Top of SUPPLIED RECORDS
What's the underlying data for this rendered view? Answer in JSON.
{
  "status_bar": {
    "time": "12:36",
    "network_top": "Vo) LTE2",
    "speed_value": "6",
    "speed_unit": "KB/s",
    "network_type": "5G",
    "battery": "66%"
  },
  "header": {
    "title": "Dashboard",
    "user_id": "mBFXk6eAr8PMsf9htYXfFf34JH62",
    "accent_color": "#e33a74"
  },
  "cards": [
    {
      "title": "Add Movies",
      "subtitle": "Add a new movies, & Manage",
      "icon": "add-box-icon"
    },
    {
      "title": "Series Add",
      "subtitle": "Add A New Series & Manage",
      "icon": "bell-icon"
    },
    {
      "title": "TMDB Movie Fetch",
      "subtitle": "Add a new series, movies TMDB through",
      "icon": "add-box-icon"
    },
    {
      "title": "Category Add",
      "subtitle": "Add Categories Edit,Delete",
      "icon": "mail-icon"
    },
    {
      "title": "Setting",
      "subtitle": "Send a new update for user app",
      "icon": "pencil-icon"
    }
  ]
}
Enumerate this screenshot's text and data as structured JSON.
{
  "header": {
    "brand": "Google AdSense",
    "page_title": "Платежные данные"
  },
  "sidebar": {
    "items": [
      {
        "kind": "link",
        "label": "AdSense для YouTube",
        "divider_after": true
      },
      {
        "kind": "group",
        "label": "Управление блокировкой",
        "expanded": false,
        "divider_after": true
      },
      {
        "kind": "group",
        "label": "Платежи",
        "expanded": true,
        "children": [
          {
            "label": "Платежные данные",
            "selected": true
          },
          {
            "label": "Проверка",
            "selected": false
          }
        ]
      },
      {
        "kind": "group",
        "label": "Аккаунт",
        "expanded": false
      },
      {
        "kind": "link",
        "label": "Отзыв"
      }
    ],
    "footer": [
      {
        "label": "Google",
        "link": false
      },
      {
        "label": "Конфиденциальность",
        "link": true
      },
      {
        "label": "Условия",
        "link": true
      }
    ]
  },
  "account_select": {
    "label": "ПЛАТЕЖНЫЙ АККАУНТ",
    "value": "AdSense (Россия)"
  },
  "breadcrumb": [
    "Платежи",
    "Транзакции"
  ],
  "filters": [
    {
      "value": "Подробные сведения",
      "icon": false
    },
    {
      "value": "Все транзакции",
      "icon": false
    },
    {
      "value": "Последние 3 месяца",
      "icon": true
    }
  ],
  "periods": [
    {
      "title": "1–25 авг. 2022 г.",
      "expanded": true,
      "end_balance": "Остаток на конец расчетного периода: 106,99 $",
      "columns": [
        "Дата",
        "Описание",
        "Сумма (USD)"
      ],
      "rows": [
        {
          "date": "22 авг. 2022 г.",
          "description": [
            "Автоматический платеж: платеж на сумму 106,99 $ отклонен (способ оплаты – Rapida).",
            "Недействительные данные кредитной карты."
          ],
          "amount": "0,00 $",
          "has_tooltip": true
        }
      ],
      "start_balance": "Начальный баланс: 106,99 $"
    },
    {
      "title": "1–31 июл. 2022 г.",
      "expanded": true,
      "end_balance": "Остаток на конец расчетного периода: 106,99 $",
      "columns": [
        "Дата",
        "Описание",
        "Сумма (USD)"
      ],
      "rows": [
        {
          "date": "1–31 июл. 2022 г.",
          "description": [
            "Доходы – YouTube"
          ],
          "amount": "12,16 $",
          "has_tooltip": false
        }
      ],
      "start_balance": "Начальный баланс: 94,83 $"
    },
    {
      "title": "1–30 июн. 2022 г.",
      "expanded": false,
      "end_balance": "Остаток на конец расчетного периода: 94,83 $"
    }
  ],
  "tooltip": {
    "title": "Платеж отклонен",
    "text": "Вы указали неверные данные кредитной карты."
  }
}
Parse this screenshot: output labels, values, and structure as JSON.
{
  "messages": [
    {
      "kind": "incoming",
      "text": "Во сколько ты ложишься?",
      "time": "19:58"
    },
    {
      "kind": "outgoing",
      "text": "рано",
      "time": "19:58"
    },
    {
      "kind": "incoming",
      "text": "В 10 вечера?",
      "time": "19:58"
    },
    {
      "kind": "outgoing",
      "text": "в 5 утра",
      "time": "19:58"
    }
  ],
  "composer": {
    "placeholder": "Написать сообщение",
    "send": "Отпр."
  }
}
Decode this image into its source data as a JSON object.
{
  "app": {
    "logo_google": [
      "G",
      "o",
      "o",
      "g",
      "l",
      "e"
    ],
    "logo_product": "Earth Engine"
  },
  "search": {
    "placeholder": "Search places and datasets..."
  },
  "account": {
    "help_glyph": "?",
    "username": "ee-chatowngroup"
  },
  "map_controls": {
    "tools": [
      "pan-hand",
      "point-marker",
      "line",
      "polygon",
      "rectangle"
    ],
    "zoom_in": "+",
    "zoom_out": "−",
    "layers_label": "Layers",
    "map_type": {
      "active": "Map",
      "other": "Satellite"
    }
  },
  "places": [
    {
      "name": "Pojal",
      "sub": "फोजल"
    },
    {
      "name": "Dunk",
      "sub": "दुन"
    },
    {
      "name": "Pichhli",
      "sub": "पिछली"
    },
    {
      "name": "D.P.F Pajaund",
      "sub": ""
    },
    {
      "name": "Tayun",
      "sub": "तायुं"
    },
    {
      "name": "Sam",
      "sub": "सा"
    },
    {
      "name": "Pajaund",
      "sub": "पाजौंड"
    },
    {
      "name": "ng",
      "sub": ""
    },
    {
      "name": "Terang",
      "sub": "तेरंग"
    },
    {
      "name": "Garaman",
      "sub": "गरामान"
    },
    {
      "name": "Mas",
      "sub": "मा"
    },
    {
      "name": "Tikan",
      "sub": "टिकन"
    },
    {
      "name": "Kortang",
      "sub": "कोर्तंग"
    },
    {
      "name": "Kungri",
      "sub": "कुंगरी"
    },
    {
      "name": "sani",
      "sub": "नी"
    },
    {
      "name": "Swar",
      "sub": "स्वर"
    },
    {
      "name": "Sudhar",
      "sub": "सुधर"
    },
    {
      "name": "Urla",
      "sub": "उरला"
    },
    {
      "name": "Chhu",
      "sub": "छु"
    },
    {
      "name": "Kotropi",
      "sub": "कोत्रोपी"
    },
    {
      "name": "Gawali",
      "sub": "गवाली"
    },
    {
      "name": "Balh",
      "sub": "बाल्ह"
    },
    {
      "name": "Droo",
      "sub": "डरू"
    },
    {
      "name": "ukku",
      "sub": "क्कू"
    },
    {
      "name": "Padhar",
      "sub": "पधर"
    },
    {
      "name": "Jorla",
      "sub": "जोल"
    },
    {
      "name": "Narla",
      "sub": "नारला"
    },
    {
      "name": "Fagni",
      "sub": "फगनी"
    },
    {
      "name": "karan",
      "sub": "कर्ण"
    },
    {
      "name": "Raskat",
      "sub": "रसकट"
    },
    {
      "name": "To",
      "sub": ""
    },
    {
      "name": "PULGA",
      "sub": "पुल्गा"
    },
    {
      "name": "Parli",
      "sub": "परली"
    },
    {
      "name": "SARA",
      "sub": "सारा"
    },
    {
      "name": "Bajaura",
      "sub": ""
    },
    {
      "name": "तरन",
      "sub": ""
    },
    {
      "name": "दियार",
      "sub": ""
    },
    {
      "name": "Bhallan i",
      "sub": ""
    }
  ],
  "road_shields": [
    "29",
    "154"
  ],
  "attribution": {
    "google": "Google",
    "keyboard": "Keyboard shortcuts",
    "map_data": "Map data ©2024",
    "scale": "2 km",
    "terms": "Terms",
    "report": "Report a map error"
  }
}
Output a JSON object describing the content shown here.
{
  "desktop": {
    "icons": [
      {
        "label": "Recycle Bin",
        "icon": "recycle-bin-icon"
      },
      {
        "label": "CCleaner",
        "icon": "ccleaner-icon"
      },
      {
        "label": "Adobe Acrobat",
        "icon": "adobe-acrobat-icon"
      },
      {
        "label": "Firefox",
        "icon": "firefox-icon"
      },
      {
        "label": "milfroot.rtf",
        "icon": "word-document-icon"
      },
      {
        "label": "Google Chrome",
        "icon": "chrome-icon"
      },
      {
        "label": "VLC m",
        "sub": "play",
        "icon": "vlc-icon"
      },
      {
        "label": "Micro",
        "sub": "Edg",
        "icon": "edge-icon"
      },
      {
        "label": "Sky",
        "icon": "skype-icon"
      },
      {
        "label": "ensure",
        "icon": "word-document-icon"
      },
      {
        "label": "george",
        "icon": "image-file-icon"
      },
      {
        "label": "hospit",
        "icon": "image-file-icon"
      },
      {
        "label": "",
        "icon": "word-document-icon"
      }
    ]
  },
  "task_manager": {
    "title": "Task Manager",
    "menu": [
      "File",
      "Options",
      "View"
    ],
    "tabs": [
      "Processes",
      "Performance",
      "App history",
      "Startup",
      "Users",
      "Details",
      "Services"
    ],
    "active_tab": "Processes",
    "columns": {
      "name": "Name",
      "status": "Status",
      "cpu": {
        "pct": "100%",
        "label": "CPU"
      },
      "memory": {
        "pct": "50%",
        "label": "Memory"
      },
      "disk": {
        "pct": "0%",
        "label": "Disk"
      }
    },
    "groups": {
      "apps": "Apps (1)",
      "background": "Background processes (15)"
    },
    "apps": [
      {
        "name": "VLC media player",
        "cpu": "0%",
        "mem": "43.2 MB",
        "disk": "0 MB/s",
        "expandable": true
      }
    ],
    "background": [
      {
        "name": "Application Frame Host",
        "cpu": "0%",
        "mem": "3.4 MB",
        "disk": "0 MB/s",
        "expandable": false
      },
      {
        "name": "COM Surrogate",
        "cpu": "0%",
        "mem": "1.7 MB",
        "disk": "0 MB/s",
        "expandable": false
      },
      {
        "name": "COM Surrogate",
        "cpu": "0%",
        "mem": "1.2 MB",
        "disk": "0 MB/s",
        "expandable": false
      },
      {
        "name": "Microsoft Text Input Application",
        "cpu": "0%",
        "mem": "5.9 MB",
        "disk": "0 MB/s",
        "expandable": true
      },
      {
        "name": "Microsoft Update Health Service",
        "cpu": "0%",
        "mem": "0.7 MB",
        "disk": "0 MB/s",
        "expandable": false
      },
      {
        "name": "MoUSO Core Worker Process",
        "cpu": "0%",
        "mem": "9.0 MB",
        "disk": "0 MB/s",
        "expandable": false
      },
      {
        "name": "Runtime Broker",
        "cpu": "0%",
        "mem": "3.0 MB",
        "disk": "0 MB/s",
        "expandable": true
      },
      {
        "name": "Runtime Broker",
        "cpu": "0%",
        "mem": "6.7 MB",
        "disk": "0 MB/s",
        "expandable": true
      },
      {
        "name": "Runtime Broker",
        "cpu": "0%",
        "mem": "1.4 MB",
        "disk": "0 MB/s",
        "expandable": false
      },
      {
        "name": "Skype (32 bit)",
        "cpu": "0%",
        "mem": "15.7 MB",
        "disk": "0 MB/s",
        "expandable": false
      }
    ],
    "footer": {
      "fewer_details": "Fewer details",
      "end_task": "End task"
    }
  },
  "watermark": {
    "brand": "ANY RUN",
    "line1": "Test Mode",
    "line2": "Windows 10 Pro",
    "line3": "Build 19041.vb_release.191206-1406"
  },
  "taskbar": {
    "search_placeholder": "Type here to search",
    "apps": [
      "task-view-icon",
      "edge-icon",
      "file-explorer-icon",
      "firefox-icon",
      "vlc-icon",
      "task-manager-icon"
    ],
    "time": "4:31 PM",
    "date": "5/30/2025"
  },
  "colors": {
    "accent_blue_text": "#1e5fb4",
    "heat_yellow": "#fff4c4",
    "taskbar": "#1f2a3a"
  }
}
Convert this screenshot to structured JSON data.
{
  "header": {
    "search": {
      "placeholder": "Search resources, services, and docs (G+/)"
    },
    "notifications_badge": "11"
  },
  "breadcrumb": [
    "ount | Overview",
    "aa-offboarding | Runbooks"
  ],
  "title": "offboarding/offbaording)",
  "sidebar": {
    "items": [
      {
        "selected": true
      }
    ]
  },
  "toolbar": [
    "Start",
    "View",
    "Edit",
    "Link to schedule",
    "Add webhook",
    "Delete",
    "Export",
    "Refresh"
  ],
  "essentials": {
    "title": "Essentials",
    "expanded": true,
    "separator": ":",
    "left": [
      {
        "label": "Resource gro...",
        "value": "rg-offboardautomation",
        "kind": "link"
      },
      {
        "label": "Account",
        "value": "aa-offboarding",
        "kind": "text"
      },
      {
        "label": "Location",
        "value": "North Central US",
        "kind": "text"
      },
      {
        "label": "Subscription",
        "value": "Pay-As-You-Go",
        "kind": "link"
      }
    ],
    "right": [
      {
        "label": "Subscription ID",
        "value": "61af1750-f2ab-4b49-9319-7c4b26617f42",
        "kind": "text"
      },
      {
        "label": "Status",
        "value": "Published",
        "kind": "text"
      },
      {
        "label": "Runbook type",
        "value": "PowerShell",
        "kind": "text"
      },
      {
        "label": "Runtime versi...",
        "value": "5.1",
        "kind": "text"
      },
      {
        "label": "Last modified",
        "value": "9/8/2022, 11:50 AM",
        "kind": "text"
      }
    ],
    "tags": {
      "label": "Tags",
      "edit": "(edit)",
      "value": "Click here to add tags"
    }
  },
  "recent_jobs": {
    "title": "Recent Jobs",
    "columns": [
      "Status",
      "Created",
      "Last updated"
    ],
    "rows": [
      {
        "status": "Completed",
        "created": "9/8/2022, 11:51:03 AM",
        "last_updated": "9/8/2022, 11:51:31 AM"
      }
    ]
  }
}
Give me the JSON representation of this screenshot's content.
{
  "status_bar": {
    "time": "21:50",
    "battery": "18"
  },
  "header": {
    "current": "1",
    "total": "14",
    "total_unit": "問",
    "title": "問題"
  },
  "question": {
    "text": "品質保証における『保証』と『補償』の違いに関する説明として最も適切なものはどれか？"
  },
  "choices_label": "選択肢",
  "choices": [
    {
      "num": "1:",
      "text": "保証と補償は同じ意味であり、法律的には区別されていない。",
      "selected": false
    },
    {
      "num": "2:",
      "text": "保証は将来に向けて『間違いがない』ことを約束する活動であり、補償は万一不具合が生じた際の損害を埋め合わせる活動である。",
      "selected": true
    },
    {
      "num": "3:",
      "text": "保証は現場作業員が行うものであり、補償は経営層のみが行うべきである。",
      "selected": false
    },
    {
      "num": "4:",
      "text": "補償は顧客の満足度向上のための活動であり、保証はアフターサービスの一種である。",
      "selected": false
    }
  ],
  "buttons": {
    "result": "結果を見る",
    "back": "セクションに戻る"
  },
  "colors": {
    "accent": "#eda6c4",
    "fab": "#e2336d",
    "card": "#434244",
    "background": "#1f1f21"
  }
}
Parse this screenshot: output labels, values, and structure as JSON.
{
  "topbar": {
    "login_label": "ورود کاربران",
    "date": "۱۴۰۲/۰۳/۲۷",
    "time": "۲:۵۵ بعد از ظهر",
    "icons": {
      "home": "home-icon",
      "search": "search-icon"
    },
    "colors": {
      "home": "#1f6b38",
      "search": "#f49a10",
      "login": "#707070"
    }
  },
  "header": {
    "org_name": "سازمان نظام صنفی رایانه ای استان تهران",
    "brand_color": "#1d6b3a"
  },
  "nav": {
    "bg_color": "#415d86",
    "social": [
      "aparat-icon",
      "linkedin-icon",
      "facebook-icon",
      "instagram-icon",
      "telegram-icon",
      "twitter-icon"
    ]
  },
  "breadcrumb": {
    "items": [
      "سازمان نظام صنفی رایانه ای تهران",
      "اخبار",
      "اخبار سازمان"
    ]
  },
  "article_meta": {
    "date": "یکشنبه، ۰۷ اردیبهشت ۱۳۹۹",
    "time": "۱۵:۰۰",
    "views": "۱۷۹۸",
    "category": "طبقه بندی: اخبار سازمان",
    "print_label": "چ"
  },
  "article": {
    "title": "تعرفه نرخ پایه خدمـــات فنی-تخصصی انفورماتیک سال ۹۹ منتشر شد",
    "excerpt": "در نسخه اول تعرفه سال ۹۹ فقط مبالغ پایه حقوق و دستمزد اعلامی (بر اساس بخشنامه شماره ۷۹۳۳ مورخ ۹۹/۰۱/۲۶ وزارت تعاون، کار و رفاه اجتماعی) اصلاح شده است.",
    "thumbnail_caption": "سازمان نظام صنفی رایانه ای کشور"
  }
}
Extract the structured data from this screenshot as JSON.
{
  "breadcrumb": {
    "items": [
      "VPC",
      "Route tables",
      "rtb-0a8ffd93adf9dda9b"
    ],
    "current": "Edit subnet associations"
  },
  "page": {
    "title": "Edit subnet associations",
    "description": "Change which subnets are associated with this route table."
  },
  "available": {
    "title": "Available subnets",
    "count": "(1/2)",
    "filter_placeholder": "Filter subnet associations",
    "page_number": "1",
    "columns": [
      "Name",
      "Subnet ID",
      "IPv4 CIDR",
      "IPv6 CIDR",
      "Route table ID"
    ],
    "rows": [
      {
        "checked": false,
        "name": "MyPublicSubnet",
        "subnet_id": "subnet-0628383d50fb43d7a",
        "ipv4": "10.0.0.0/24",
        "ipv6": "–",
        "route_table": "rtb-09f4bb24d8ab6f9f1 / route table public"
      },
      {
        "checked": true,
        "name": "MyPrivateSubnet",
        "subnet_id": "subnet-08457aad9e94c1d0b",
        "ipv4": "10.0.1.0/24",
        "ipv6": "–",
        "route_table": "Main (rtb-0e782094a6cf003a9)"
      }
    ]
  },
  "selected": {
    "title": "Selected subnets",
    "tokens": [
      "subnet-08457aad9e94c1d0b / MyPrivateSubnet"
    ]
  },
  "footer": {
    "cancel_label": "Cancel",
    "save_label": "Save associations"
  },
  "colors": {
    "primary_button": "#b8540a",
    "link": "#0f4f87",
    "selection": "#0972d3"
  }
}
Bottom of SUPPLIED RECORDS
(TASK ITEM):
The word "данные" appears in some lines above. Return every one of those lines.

(REPLY):
    "page_title": "Платежные данные"
            "label": "Платежные данные",
            "Недействительные данные кредитной карты."
    "text": "Вы указали неверные данные кредитной карты."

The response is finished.